» Assignment:
Find every line in the records below that holds the word "Coût" and copy it.

» Input material:
□ □ □

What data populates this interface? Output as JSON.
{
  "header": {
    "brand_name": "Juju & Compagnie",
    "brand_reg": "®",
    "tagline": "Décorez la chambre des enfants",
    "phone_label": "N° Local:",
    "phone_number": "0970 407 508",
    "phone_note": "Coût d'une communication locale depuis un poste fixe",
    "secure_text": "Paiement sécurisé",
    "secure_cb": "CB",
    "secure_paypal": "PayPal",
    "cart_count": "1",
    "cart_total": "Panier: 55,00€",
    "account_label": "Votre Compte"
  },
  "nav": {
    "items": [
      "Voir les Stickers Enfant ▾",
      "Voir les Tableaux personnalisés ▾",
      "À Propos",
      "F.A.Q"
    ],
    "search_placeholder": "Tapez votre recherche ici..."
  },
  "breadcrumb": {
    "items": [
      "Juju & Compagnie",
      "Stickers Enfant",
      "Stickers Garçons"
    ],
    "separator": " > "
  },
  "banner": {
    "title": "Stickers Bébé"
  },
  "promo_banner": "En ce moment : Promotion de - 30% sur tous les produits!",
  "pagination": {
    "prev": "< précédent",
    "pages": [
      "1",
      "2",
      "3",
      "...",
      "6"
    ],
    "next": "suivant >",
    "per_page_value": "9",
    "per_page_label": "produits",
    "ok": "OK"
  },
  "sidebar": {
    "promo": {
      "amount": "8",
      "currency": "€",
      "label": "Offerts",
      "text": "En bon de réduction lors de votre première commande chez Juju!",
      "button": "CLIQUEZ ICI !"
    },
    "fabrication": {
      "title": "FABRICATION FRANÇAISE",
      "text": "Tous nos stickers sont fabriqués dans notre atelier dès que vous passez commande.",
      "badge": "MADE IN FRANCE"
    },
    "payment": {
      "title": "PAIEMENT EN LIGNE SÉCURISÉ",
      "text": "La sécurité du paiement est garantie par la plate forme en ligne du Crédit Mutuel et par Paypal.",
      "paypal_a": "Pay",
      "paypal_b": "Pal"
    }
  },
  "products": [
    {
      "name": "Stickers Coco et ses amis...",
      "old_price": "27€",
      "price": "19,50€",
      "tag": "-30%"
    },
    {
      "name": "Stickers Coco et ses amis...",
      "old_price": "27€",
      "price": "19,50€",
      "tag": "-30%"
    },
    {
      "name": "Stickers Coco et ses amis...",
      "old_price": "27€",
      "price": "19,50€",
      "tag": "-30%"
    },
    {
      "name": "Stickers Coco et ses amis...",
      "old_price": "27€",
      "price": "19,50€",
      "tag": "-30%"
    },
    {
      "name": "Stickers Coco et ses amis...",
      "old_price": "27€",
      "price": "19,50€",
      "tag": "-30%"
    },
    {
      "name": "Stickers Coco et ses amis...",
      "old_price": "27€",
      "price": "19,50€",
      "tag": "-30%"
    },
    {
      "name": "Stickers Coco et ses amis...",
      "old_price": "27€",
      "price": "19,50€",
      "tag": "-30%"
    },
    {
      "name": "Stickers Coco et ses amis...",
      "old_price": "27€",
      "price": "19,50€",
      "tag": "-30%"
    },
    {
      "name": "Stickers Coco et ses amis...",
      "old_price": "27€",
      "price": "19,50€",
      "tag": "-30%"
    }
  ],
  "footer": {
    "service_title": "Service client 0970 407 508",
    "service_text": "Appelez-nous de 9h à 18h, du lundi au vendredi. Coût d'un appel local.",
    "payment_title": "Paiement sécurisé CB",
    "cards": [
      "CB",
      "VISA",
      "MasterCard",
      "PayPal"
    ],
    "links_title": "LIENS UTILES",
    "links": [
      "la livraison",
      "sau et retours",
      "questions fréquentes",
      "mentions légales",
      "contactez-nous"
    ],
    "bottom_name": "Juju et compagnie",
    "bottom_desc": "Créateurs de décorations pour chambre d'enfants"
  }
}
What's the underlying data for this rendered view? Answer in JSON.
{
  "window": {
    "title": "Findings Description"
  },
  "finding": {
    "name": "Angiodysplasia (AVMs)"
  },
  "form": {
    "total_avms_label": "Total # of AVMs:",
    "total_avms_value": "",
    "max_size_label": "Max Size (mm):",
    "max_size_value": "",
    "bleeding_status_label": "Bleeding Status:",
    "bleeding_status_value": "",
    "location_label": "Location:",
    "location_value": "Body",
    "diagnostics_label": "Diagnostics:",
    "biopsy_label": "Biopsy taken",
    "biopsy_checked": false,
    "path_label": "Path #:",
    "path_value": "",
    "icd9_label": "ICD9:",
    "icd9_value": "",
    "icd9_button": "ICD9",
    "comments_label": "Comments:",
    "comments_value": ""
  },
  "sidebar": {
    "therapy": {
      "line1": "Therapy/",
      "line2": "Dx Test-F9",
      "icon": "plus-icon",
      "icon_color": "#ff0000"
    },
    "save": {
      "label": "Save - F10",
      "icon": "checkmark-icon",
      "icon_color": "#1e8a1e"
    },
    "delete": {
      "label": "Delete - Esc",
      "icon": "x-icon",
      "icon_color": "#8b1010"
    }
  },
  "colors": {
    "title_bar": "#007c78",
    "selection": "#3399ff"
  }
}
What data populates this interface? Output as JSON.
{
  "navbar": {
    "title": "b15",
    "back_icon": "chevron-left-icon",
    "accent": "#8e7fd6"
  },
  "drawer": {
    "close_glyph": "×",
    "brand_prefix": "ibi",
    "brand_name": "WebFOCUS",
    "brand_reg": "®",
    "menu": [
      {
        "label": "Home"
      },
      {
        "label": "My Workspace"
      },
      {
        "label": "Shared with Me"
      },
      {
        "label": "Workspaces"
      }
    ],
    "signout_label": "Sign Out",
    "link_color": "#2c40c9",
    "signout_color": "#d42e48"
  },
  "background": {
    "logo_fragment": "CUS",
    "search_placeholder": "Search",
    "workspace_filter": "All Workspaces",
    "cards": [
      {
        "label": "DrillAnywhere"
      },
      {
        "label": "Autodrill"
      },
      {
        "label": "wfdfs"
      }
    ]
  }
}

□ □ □

» Your response:
    "phone_note": "Coût d'une communication locale depuis un poste fixe",
    "service_text": "Appelez-nous de 9h à 18h, du lundi au vendredi. Coût d'un appel local.",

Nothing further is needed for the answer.